"I promise to observe the Statutes and Ordinances of the University as far as they concern me, and to pay due respect and obedience to the Chancellor and other officers of the University."
The term comes from the requirement that undergraduates enter their names on the matricula (register) of a master, later of the University. Until 1962, matriculation was performed publicly, but it now entails only the signing of a form.
As part of the celebration of matriculation a photograph is taken of the new members of the College. The Archive at St. Catharine's has an almost complete set of photographs dating back to 1898. It is believed photographs were taken before 1898, but none have survived in the collection. Information from other College Archivists indicates the oldest surviving matriculation photograph in Cambridge is one in the Downing College Archive, dating from 1887.
The oldest matriculation photograph at St. Catharine's features from the back row and left to right:
W. B. Soole, A. J. Smith, F. L. Burch, L. F. R. Dowdall, G. H. Hine
H. A. M. Cox, W. G. Dunn, H. D. Hanford, C. H. Barton, W. Hesmondalgh, H. L. Firkins
G. Wiles, W. P. C. Sheane, A. E. Noble, S. Rivers-Smith, A. D. B. Scott, A. C. H. Duke, S. T. Adams
A. B Herbert, F. W. Gerrish.
All bar the clergyman on the right wear College ties, but unlike today, no gowns are worn in the photograph. It is not known when the tradition for wearing gowns was introduced but by the Second World War it was common.

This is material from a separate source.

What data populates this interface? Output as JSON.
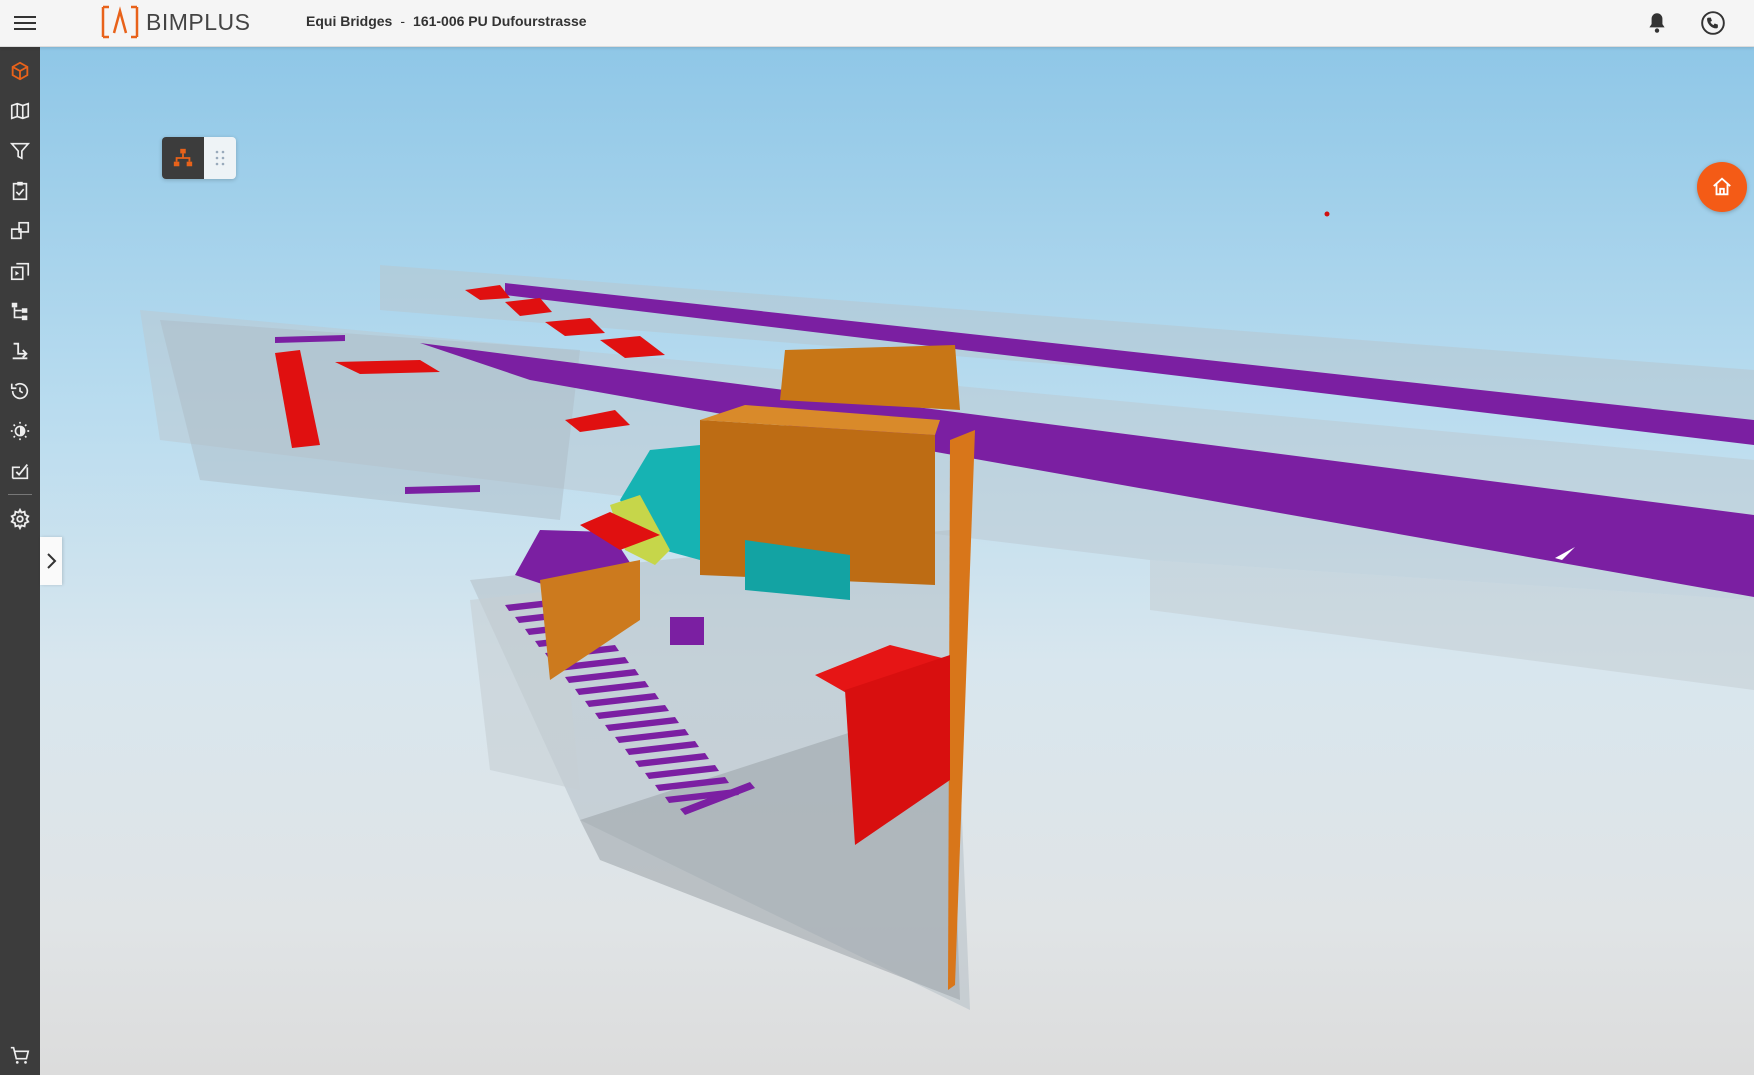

The only matriculation photographs missing from the College collection are any that were taken pre-1898 and those for the years 1901-1908. If you have such a photograph within your possession, the Archivist would be pleased to hear from you (email@example.com).